▸ EXERCISE REQUIREMENTS:
Copy every record exactly as it stands. Leave the pictures out.

+--

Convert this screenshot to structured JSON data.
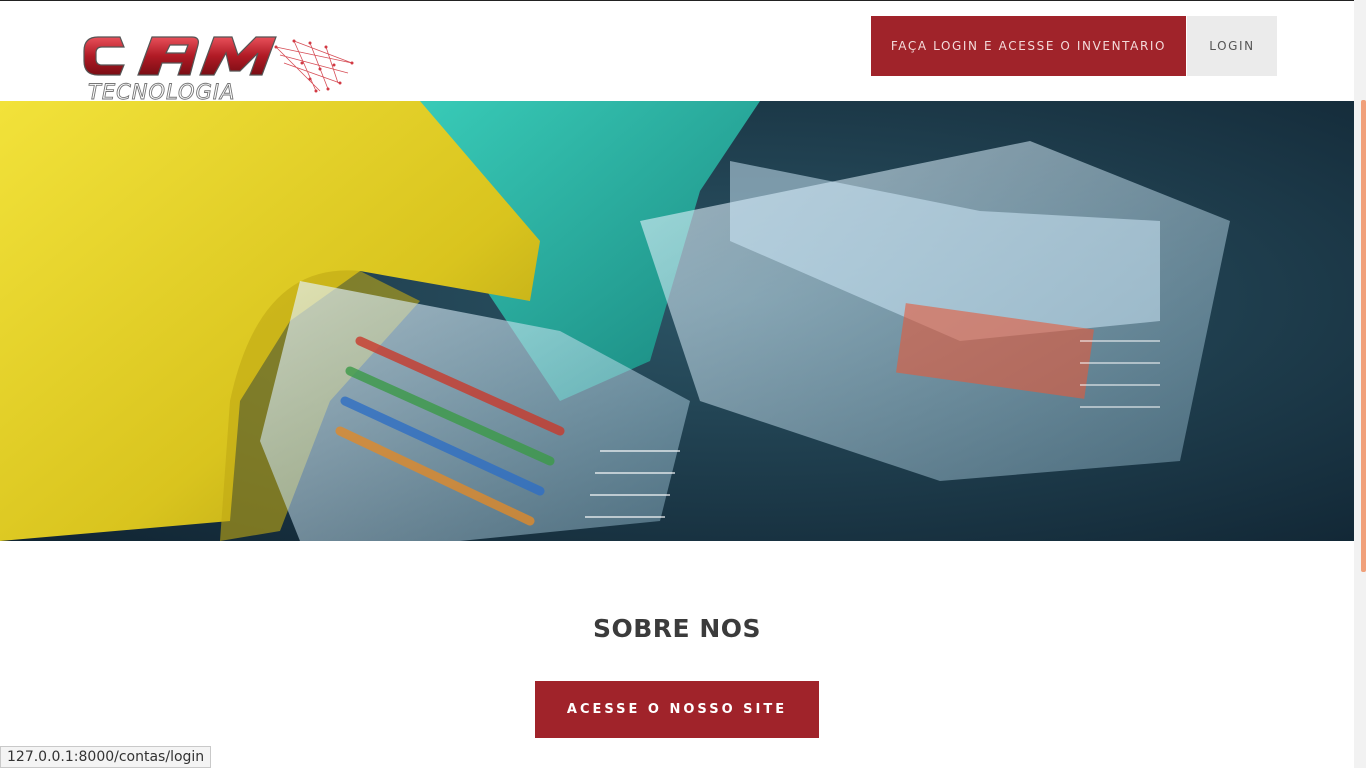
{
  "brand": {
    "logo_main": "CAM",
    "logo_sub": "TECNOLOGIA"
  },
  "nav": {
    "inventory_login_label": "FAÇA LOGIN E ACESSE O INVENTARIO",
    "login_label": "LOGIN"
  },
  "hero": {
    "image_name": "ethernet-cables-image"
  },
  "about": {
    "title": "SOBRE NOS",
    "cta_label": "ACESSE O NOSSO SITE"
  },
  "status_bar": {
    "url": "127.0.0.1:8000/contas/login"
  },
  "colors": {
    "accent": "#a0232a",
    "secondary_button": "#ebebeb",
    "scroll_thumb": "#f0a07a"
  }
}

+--

▸ EXERCISE OUTPUT:
Convert this screenshot to structured JSON data.
{
  "brand": {
    "logo_main": "CAM",
    "logo_sub": "TECNOLOGIA"
  },
  "nav": {
    "inventory_login_label": "FAÇA LOGIN E ACESSE O INVENTARIO",
    "login_label": "LOGIN"
  },
  "hero": {
    "image_name": "ethernet-cables-image"
  },
  "about": {
    "title": "SOBRE NOS",
    "cta_label": "ACESSE O NOSSO SITE"
  },
  "status_bar": {
    "url": "127.0.0.1:8000/contas/login"
  },
  "colors": {
    "accent": "#a0232a",
    "secondary_button": "#ebebeb",
    "scroll_thumb": "#f0a07a"
  }
}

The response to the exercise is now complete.